TASK REQUIREMENTS: Every line holding "void" should be copied from the records below.

Dataset rows describing interfaces:

• • • • • • •

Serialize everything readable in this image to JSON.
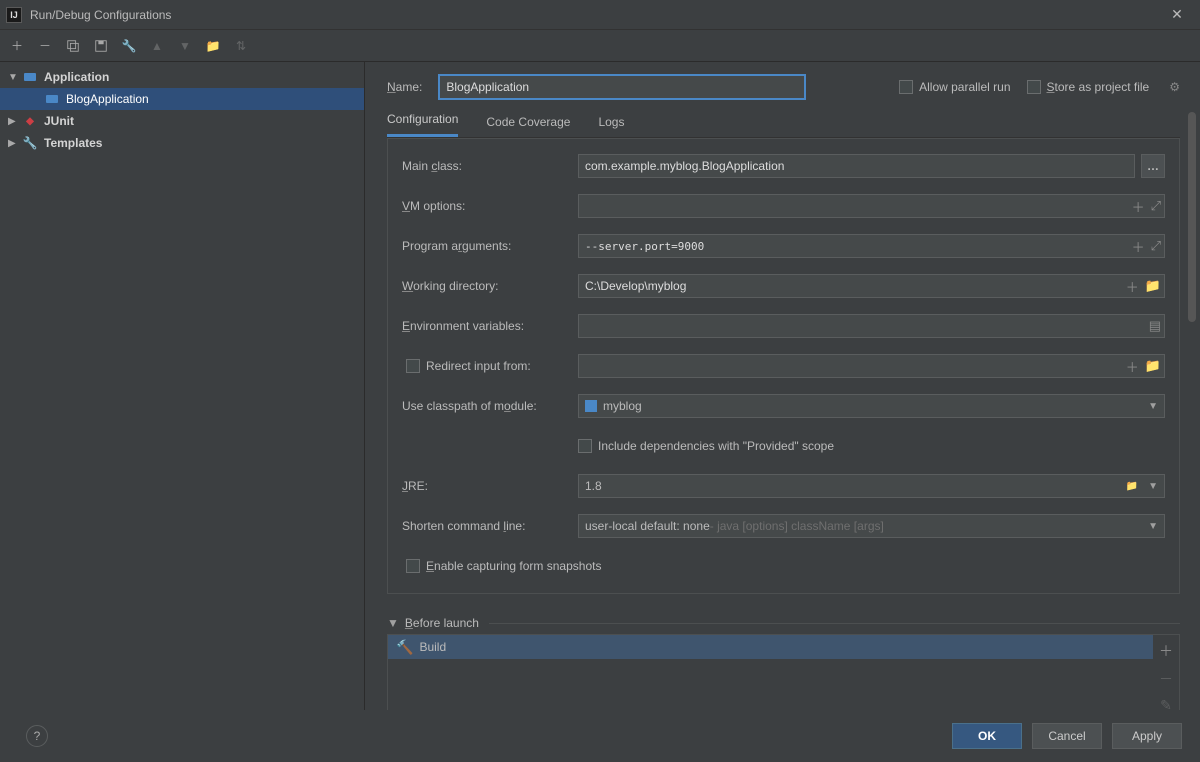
{
  "window": {
    "title": "Run/Debug Configurations"
  },
  "tree": {
    "application": "Application",
    "blogapp": "BlogApplication",
    "junit": "JUnit",
    "templates": "Templates"
  },
  "top": {
    "name_label": "Name:",
    "name_value": "BlogApplication",
    "allow_parallel": "Allow parallel run",
    "store_project": "Store as project file"
  },
  "tabs": {
    "conf": "Configuration",
    "cov": "Code Coverage",
    "logs": "Logs"
  },
  "form": {
    "main_class_l": "Main class:",
    "main_class_v": "com.example.myblog.BlogApplication",
    "vm_l": "VM options:",
    "vm_v": "",
    "pa_l": "Program arguments:",
    "pa_v": "--server.port=9000",
    "wd_l": "Working directory:",
    "wd_v": "C:\\Develop\\myblog",
    "env_l": "Environment variables:",
    "env_v": "",
    "redir_l": "Redirect input from:",
    "redir_v": "",
    "cp_l": "Use classpath of module:",
    "cp_v": "myblog",
    "provided_l": "Include dependencies with \"Provided\" scope",
    "jre_l": "JRE:",
    "jre_v": "1.8",
    "shorten_l": "Shorten command line:",
    "shorten_v": "user-local default: none",
    "shorten_hint": " - java [options] className [args]",
    "snap_l": "Enable capturing form snapshots"
  },
  "before": {
    "header": "Before launch",
    "build": "Build"
  },
  "footer": {
    "ok": "OK",
    "cancel": "Cancel",
    "apply": "Apply"
  }
}
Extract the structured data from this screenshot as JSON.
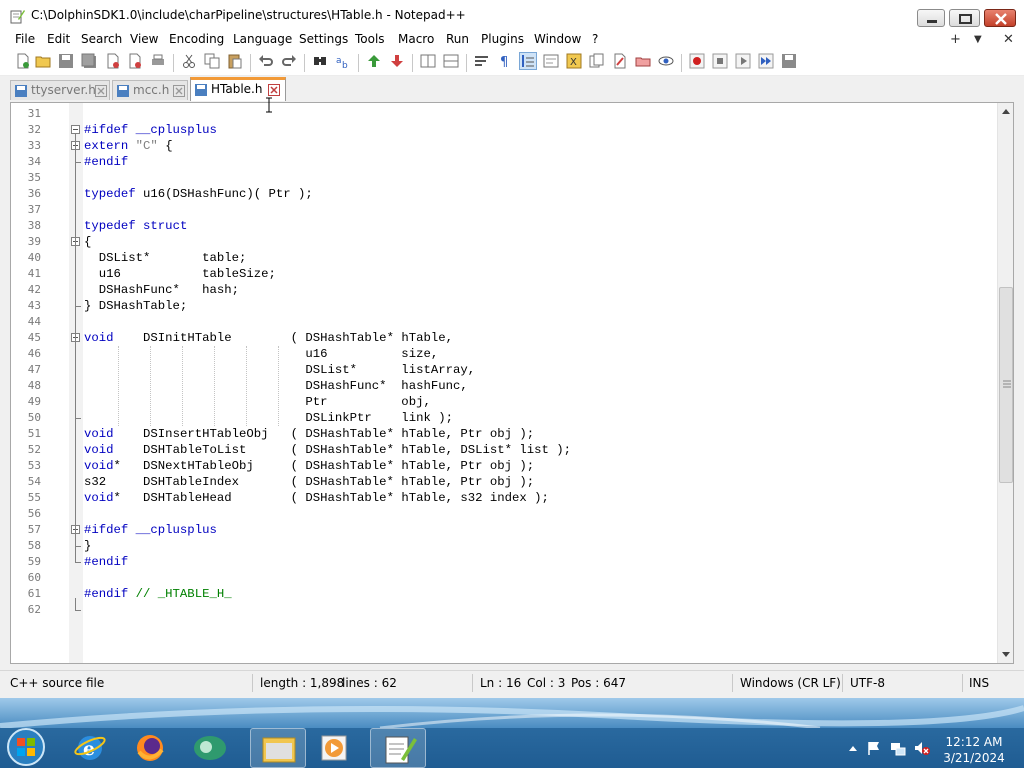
{
  "window": {
    "title": "C:\\DolphinSDK1.0\\include\\charPipeline\\structures\\HTable.h - Notepad++"
  },
  "menu": {
    "items": [
      "File",
      "Edit",
      "Search",
      "View",
      "Encoding",
      "Language",
      "Settings",
      "Tools",
      "Macro",
      "Run",
      "Plugins",
      "Window",
      "?"
    ],
    "right": [
      "+",
      "▼",
      "✕"
    ]
  },
  "tabs": [
    {
      "label": "ttyserver.h",
      "active": false
    },
    {
      "label": "mcc.h",
      "active": false
    },
    {
      "label": "HTable.h",
      "active": true
    }
  ],
  "editor": {
    "lines": [
      {
        "n": "31",
        "code": ""
      },
      {
        "n": "32",
        "code": "#ifdef __cplusplus"
      },
      {
        "n": "33",
        "code": "extern \"C\" {"
      },
      {
        "n": "34",
        "code": "#endif"
      },
      {
        "n": "35",
        "code": ""
      },
      {
        "n": "36",
        "code": "typedef u16(DSHashFunc)( Ptr );"
      },
      {
        "n": "37",
        "code": ""
      },
      {
        "n": "38",
        "code": "typedef struct"
      },
      {
        "n": "39",
        "code": "{"
      },
      {
        "n": "40",
        "code": "  DSList*       table;"
      },
      {
        "n": "41",
        "code": "  u16           tableSize;"
      },
      {
        "n": "42",
        "code": "  DSHashFunc*   hash;"
      },
      {
        "n": "43",
        "code": "} DSHashTable;"
      },
      {
        "n": "44",
        "code": ""
      },
      {
        "n": "45",
        "code": "void    DSInitHTable        ( DSHashTable* hTable,"
      },
      {
        "n": "46",
        "code": "                              u16          size,"
      },
      {
        "n": "47",
        "code": "                              DSList*      listArray,"
      },
      {
        "n": "48",
        "code": "                              DSHashFunc*  hashFunc,"
      },
      {
        "n": "49",
        "code": "                              Ptr          obj,"
      },
      {
        "n": "50",
        "code": "                              DSLinkPtr    link );"
      },
      {
        "n": "51",
        "code": "void    DSInsertHTableObj   ( DSHashTable* hTable, Ptr obj );"
      },
      {
        "n": "52",
        "code": "void    DSHTableToList      ( DSHashTable* hTable, DSList* list );"
      },
      {
        "n": "53",
        "code": "void*   DSNextHTableObj     ( DSHashTable* hTable, Ptr obj );"
      },
      {
        "n": "54",
        "code": "s32     DSHTableIndex       ( DSHashTable* hTable, Ptr obj );"
      },
      {
        "n": "55",
        "code": "void*   DSHTableHead        ( DSHashTable* hTable, s32 index );"
      },
      {
        "n": "56",
        "code": ""
      },
      {
        "n": "57",
        "code": "#ifdef __cplusplus"
      },
      {
        "n": "58",
        "code": "}"
      },
      {
        "n": "59",
        "code": "#endif"
      },
      {
        "n": "60",
        "code": ""
      },
      {
        "n": "61",
        "code": "#endif // _HTABLE_H_"
      },
      {
        "n": "62",
        "code": ""
      }
    ]
  },
  "status": {
    "filetype": "C++ source file",
    "length": "length : 1,898",
    "lines": "lines : 62",
    "ln": "Ln : 16",
    "col": "Col : 3",
    "pos": "Pos : 647",
    "eol": "Windows (CR LF)",
    "encoding": "UTF-8",
    "mode": "INS"
  },
  "taskbar": {
    "time": "12:12 AM",
    "date": "3/21/2024"
  },
  "colors": {
    "keyword": "#0000c0",
    "string": "#808080",
    "comment": "#008000",
    "active_tab_accent": "#f29a38"
  },
  "icons": [
    "notepadpp-icon",
    "new-file-icon",
    "open-file-icon",
    "save-icon",
    "save-all-icon",
    "close-icon",
    "close-all-icon",
    "print-icon",
    "cut-icon",
    "copy-icon",
    "paste-icon",
    "undo-icon",
    "redo-icon",
    "find-icon",
    "replace-icon",
    "zoom-in-icon",
    "zoom-out-icon",
    "sync-vertical-icon",
    "sync-horizontal-icon",
    "word-wrap-icon",
    "show-all-characters-icon",
    "indent-guide-icon",
    "macro-record-icon",
    "macro-stop-icon",
    "macro-play-icon",
    "macro-run-multiple-icon",
    "macro-save-icon",
    "windows-start-icon",
    "internet-explorer-icon",
    "firefox-icon",
    "vlc-icon",
    "file-explorer-icon",
    "media-player-icon",
    "notepadpp-taskbar-icon",
    "flag-icon",
    "network-icon",
    "volume-muted-icon",
    "show-hidden-icons-icon"
  ]
}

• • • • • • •

EXPECTED ANSWER:
        "code": "void    DSInitHTable        ( DSHashTable* hTable,"
        "code": "void    DSInsertHTableObj   ( DSHashTable* hTable, Ptr obj );"
        "code": "void    DSHTableToList      ( DSHashTable* hTable, DSList* list );"
        "code": "void*   DSNextHTableObj     ( DSHashTable* hTable, Ptr obj );"
        "code": "void*   DSHTableHead        ( DSHashTable* hTable, s32 index );"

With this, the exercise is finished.